** DATA EXCERPTS follows **
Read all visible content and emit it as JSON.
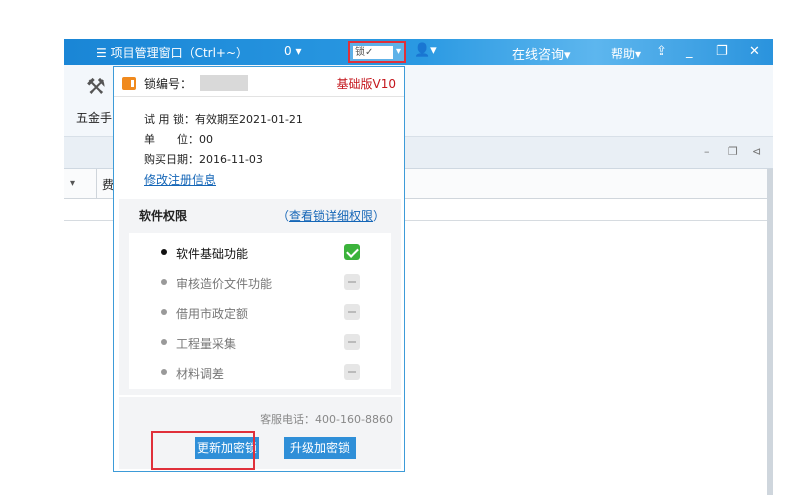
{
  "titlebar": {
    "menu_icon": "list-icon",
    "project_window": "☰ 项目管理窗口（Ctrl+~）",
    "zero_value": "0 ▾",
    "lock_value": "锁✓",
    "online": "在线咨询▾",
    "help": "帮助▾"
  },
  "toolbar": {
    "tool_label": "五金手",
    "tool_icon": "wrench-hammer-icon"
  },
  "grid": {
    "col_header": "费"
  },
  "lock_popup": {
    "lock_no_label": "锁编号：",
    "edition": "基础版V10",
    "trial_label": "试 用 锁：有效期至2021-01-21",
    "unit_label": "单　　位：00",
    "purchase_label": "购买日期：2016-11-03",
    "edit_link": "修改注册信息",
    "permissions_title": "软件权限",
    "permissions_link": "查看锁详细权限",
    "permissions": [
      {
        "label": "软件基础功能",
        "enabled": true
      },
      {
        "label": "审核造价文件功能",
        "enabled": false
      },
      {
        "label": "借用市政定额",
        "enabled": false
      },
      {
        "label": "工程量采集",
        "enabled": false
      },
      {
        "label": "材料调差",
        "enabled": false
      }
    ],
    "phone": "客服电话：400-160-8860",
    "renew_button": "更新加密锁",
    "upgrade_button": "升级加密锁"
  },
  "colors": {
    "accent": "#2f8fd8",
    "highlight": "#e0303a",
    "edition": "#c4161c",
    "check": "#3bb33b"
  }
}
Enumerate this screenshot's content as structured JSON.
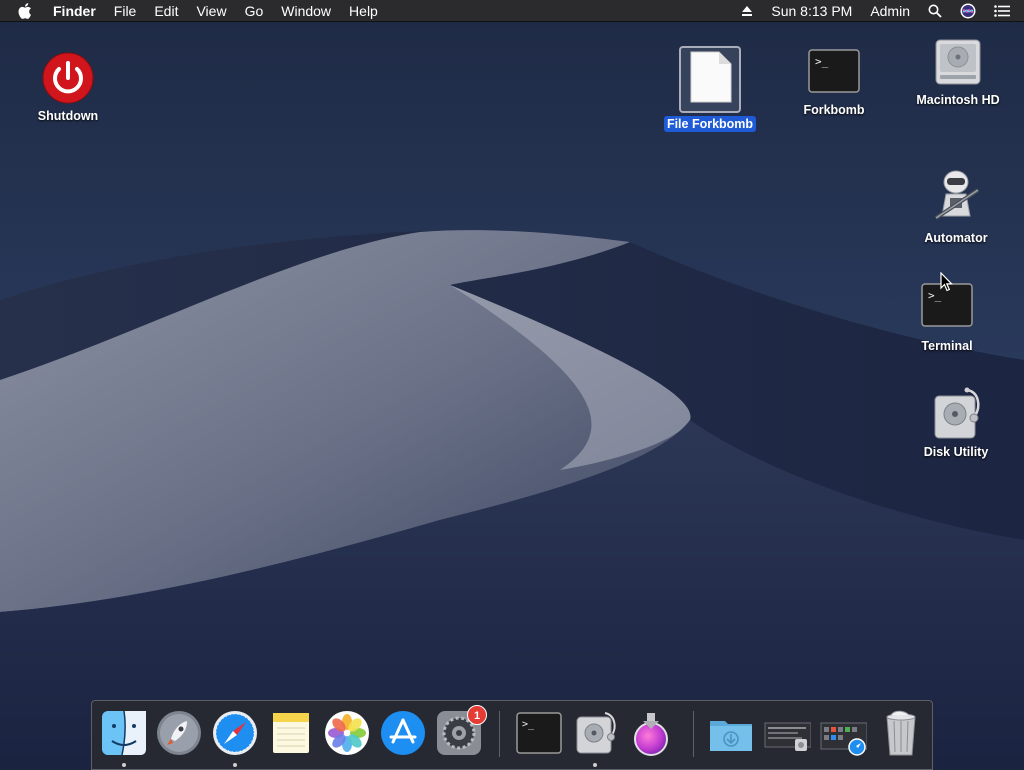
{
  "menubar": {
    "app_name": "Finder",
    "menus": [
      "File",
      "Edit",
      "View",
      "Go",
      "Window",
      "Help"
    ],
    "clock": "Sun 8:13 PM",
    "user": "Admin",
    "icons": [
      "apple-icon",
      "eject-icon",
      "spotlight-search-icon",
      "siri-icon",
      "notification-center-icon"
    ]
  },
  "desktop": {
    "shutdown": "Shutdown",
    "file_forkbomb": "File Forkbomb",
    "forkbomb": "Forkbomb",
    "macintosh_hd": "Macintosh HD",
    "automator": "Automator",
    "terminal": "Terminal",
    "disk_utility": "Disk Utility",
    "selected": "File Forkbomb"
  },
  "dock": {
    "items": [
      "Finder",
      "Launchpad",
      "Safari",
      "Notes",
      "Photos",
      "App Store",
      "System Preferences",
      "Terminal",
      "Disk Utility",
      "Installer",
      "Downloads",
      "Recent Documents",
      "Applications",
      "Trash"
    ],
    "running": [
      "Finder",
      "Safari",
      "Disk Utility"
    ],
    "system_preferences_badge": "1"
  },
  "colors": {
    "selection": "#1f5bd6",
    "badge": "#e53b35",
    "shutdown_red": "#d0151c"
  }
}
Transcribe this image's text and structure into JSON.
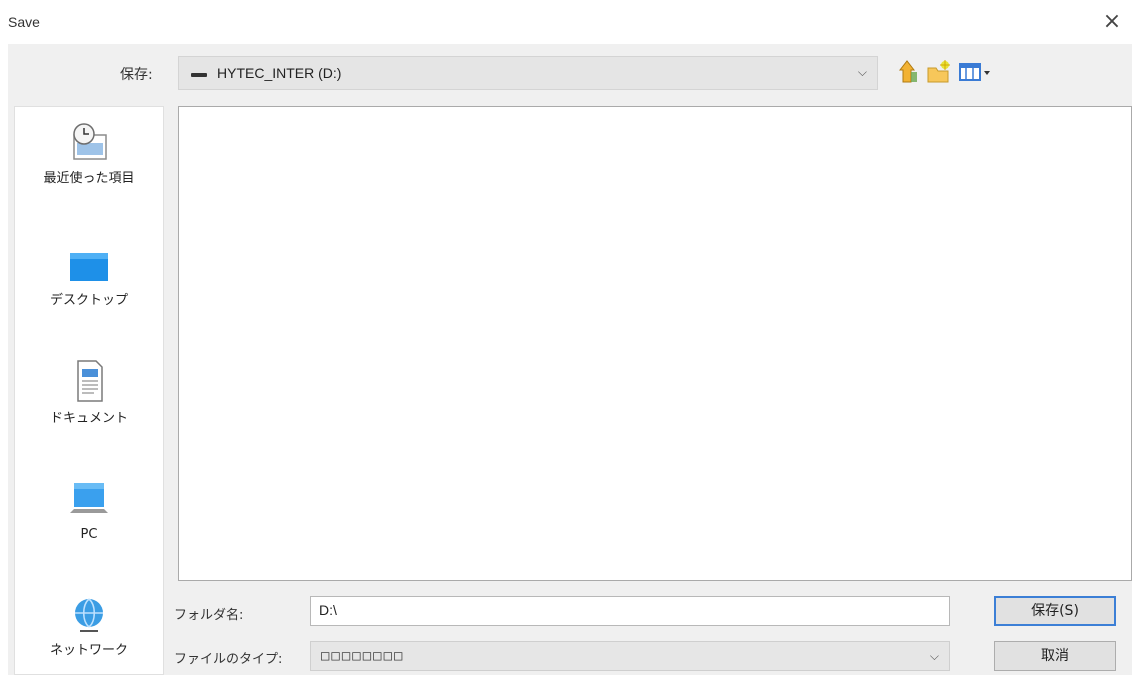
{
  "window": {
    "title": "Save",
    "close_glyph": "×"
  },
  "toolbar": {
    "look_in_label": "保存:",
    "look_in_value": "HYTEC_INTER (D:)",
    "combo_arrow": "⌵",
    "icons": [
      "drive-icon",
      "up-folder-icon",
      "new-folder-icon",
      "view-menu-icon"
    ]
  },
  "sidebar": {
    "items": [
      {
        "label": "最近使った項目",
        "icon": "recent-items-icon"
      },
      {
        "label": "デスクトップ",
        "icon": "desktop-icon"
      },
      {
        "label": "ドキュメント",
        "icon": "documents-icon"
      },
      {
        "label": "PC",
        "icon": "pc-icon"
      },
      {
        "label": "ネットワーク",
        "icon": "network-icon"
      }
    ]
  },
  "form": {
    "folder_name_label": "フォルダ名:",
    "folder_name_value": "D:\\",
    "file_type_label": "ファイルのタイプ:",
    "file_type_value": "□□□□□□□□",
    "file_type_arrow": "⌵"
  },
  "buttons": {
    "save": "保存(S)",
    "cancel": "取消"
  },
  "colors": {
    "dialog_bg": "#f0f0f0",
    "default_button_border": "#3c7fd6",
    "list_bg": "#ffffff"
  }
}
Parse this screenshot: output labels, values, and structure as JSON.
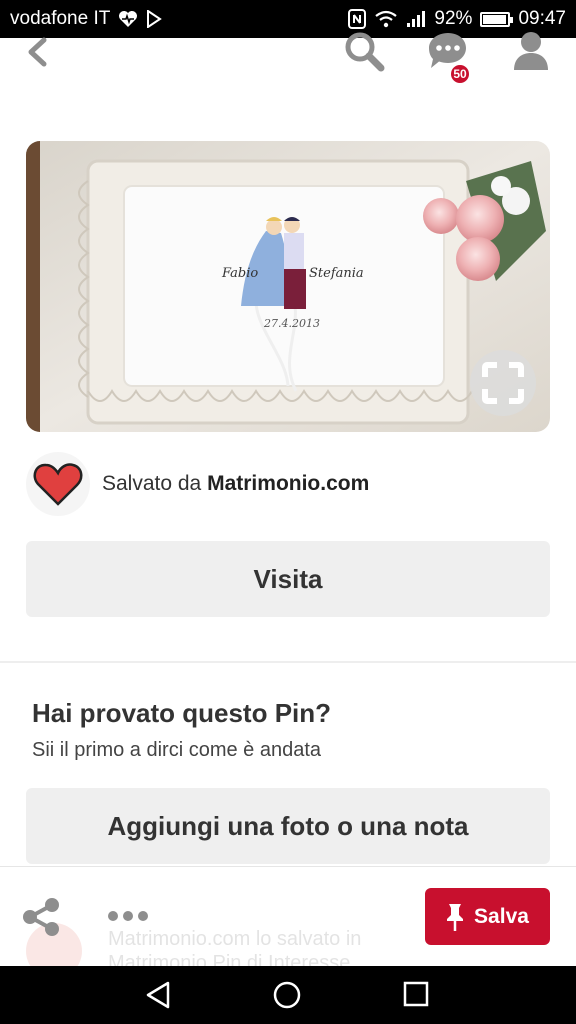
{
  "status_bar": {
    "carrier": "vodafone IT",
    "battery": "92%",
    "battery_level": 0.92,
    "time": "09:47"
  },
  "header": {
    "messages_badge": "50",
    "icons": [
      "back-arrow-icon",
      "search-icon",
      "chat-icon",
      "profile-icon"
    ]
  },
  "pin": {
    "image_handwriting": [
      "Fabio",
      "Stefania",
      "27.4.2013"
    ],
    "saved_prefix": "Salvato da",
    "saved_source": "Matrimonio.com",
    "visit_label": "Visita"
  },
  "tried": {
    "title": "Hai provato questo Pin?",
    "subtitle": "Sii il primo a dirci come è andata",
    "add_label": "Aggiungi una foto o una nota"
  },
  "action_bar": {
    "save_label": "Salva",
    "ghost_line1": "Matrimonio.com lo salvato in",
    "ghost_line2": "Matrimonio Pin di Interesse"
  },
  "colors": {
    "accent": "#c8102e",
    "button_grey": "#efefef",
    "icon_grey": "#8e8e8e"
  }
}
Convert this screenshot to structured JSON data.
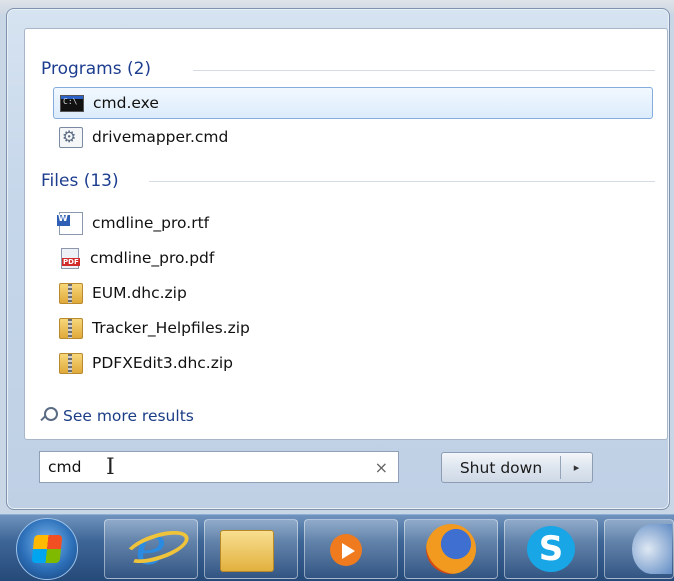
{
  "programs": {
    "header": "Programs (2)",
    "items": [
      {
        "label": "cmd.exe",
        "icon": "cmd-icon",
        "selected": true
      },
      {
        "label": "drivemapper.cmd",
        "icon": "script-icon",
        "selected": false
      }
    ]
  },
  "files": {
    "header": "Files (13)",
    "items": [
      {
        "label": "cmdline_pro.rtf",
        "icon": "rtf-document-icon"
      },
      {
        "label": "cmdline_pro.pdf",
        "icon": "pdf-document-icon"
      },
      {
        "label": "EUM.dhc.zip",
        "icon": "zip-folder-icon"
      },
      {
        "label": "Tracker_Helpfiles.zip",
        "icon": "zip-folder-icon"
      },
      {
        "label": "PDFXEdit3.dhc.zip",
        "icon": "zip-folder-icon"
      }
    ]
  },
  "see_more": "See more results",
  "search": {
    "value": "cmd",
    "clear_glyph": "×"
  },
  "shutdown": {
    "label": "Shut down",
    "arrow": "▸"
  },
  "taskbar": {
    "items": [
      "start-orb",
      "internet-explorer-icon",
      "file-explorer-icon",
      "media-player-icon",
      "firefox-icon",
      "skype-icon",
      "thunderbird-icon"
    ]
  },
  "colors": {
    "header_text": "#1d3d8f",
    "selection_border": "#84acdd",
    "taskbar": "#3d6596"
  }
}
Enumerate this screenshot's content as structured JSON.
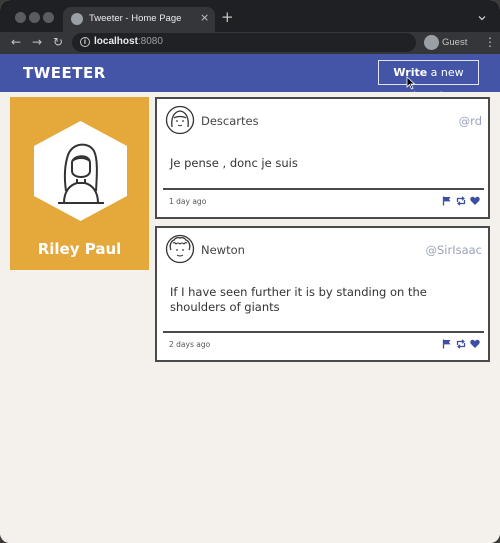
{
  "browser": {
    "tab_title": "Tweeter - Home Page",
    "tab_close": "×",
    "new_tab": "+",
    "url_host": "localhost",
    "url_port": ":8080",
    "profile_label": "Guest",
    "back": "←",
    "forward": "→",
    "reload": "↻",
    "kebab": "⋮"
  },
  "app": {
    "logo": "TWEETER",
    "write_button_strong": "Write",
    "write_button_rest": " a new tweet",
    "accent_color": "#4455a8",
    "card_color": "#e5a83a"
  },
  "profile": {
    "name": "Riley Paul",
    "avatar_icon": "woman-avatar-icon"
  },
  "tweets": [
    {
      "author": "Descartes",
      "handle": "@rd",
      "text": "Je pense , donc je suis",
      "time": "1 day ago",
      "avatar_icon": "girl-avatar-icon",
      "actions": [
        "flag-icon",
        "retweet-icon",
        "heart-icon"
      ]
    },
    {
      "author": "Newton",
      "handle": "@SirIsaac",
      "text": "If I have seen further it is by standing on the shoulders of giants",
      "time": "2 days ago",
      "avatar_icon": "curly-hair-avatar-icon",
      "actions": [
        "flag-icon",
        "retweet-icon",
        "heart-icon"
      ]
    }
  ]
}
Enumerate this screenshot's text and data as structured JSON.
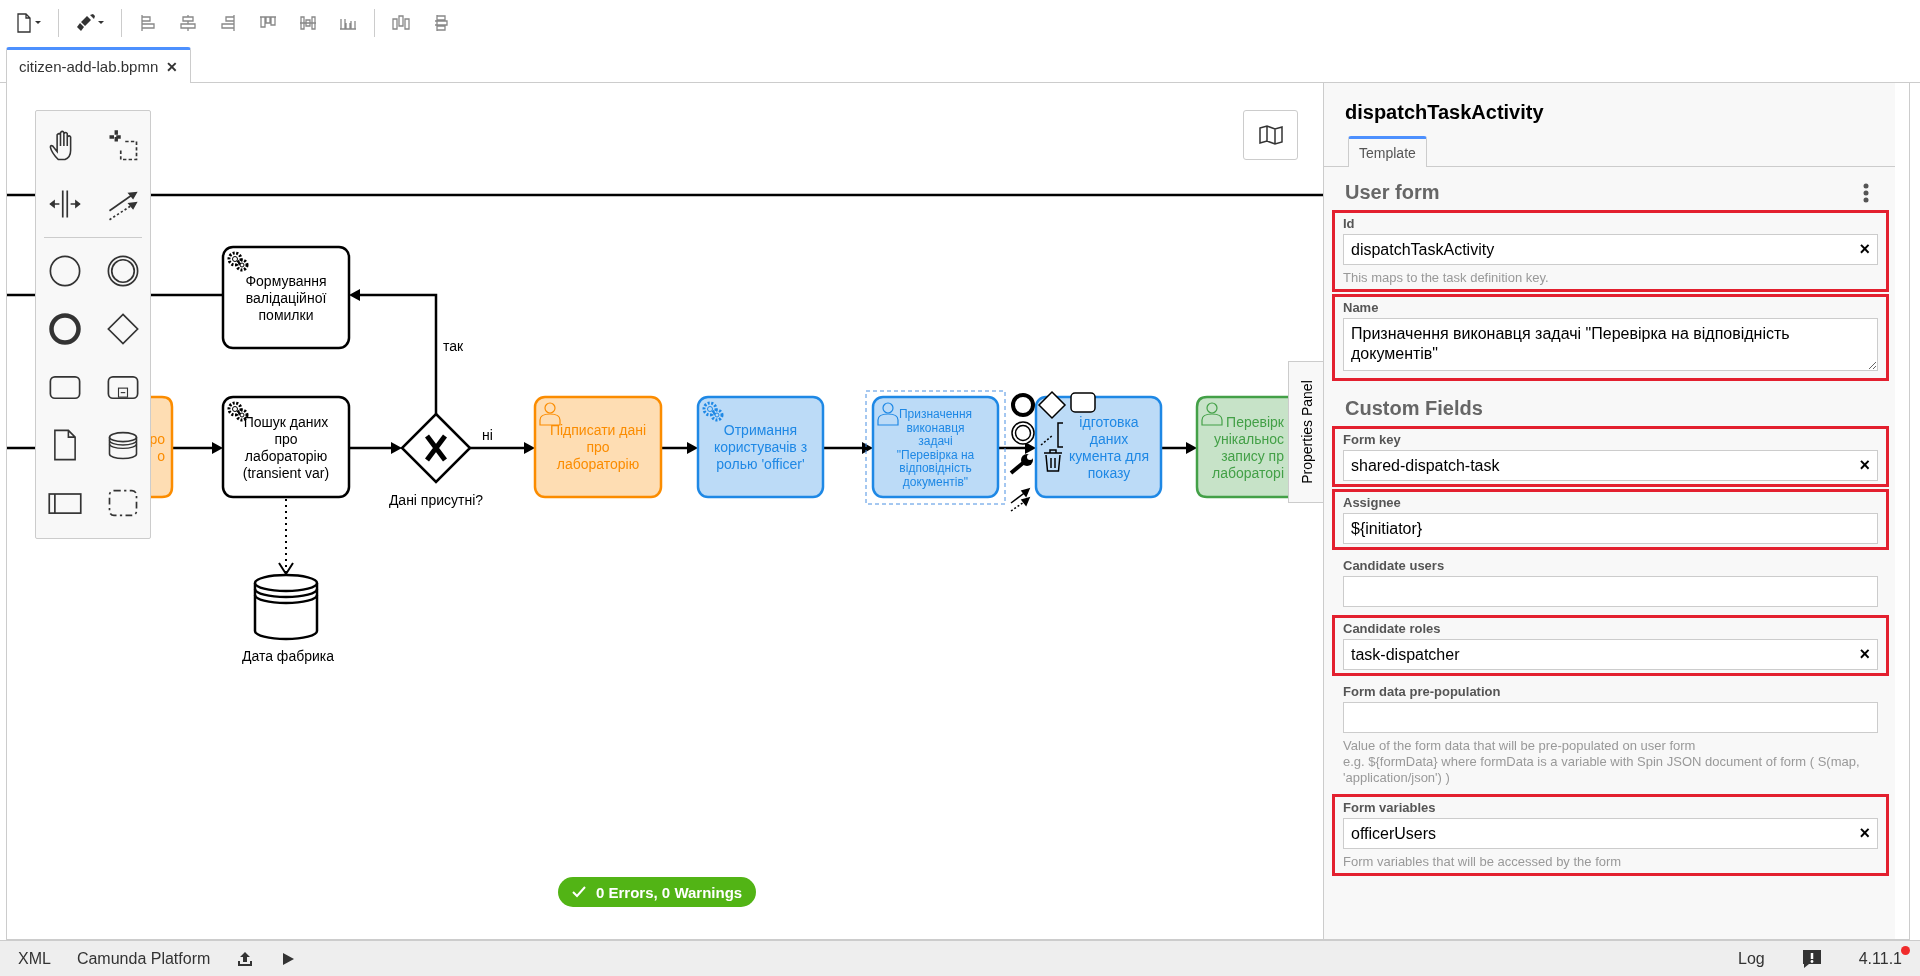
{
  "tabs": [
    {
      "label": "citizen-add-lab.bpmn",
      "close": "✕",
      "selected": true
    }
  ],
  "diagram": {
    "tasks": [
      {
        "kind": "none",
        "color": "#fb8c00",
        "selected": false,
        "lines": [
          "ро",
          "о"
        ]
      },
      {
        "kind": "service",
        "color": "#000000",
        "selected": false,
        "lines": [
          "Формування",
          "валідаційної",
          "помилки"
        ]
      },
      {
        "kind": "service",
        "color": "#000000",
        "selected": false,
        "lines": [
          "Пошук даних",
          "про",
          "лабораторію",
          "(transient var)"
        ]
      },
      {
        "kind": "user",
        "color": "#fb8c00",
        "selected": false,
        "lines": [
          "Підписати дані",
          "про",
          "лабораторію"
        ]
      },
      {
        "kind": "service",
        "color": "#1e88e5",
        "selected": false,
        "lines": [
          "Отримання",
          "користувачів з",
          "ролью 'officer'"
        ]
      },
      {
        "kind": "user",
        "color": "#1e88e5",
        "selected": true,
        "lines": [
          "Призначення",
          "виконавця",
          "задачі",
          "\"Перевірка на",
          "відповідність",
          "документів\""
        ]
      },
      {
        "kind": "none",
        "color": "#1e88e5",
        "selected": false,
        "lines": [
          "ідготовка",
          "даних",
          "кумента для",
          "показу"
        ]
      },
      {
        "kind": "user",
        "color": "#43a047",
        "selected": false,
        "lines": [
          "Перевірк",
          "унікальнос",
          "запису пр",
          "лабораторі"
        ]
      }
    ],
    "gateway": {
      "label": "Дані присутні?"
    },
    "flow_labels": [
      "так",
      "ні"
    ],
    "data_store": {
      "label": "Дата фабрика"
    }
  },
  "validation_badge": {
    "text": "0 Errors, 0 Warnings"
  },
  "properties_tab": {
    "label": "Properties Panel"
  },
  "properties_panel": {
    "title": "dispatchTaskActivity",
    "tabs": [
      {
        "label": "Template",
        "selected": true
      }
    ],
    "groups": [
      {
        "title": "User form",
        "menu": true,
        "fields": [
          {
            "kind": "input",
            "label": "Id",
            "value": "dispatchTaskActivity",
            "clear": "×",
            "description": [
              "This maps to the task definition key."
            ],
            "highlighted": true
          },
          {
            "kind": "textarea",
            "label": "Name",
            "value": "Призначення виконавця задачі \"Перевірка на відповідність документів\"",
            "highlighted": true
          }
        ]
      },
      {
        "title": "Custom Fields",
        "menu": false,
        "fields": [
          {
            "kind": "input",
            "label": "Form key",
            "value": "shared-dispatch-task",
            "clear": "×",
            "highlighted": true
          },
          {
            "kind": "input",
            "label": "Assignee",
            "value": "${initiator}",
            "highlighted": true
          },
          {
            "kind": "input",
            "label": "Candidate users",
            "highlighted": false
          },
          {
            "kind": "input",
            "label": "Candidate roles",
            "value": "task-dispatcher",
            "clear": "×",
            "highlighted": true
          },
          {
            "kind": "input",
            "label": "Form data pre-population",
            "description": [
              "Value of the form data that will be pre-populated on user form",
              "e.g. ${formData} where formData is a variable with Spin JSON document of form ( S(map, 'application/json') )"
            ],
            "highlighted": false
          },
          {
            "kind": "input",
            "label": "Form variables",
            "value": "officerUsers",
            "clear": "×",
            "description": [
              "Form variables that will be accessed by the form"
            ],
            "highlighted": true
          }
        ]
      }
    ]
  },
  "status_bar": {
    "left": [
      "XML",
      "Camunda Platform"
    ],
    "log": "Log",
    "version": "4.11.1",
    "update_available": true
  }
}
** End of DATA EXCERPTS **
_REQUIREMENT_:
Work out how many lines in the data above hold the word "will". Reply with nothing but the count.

_THE ANSWER_:
2